Orion Program Drawing On Columbia Report

Dec 31, 2008
By Jefferson Morris

NASA's Orion program is drawing on the findings of a special commission formed to study the final moments of the space shuttle Columbia crew in an attempt to improve the chances of future crews surviving emergencies.

The Spacecraft Crew Survival Integrated Investigation Team began its work in the fall of 2004, but its final report was slowed in part because members didn't want to delay communicating their findings to the Orion and space shuttle programs, according to Pam Melroy, the investigation team's deputy project manager and a three-time shuttle astronaut.

While no safety system could have saved the astronauts after the crew compartment disintegrated, the report makes key recommendations concerning spacesuit and vehicle seat design. The investigation team spent has considerable time talking to suit and seat designers on the Orion program, who have "really embraced the findings of the report and are working very hard to come up with ... a design that integrates the seats and the suits into the spacecraft in more ways," Melroy said during a press conference Dec. 30. "We're really pleased with the work that they're doing."

As Columbia entered the atmosphere on Feb. 1, 2003, the astronauts were wearing their ACES (Advanced Crew Escape System) pressure suits, but one astronaut wasn't wearing a helmet, and those who were had their visors up, as per usual procedures. Some also weren't wearing their gloves, which inhibit many normal crew tasks.

After the orbiter went out of control as a result of damage to the leading edge of its left wing, the crew had about 40 seconds to react before the cabin depressurized and they lost consciousness, according to the report.

In accordance with their training, they spent that time trying to regain control of the orbiter, rather than sealing up their suits. "The crew was doing everything that they had been trained to do, and they were doing everything right," Melroy said during a press conference Dec. 30.

However, the report says, "once the cabin depressurization began, the rate of depressurization incapacitated the crew so quickly that even those crew members who had fully donned the ACES did not have time to lower their visors."

According to the report, the inertial reel mechanisms in the astronauts' shoulder harnesses - which function like those on automobile seat belts - also failed to lock, leaving their upper bodies unrestrained. The rotation of the shuttle's detached forebody resulted in lethal blunt trauma to the crew, who by that point were either unconscious or already dead.

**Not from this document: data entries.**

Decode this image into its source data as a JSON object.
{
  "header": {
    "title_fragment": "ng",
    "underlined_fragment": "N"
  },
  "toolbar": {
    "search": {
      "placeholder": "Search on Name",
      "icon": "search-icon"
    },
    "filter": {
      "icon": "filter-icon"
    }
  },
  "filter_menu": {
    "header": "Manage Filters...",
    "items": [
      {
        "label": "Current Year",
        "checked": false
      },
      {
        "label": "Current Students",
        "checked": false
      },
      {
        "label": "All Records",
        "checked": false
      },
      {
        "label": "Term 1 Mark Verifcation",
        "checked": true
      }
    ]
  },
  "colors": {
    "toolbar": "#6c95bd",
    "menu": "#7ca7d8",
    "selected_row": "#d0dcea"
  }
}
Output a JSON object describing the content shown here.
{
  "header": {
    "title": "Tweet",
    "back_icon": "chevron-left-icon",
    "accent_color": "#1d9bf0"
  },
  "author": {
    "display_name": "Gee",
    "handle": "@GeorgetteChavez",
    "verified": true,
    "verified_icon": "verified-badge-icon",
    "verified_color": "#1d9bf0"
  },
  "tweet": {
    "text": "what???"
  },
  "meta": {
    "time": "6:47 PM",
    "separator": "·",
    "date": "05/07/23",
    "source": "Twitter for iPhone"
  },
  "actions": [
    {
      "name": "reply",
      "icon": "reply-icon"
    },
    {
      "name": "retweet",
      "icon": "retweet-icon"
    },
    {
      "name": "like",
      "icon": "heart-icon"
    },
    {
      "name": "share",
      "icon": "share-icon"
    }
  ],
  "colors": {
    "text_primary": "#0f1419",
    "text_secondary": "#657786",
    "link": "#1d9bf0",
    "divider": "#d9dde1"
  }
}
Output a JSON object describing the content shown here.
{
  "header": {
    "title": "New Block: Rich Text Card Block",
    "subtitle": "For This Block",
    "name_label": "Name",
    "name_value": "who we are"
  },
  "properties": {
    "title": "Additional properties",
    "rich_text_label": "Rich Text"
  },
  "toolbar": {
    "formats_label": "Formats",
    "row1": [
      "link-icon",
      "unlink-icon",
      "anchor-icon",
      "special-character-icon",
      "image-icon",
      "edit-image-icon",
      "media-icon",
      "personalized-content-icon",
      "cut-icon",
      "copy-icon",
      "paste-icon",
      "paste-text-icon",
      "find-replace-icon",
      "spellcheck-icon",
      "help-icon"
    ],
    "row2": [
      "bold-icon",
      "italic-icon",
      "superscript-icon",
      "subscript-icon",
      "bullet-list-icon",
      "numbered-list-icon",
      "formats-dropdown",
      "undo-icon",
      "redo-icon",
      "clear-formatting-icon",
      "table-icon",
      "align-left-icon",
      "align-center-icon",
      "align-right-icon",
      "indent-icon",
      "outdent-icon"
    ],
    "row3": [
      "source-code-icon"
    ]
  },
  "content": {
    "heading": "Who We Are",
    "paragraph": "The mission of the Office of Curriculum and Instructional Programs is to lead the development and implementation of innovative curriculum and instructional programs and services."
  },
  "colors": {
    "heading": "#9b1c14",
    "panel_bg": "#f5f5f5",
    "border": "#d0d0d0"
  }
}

"Future spacecraft seats and suits should be integrated to ensure proper restraint of the crew in off-nominal situations while not affecting operational performance," the report says. "Future crewed spacecraft vehicle design should account for vehicle loss of control to maximize the probability of crew survival."

That reel system has since been redesigned, according to Wayne Hale, former shuttle program manager. "That is a huge, I think, safety improvement," he says.

While the air revitalization system for the ACES suits required manual activation, the Orion suit systems will be automated, according to Jeff Hanley, Constellation program manager.

The report is available at www.nasa.gov/reports.

Columbia space shuttle photo: NASA

Aviation Week

◄ Share this news!

Bookmark and Share


The Manhattan Reporter

Recently Added

Recently Commented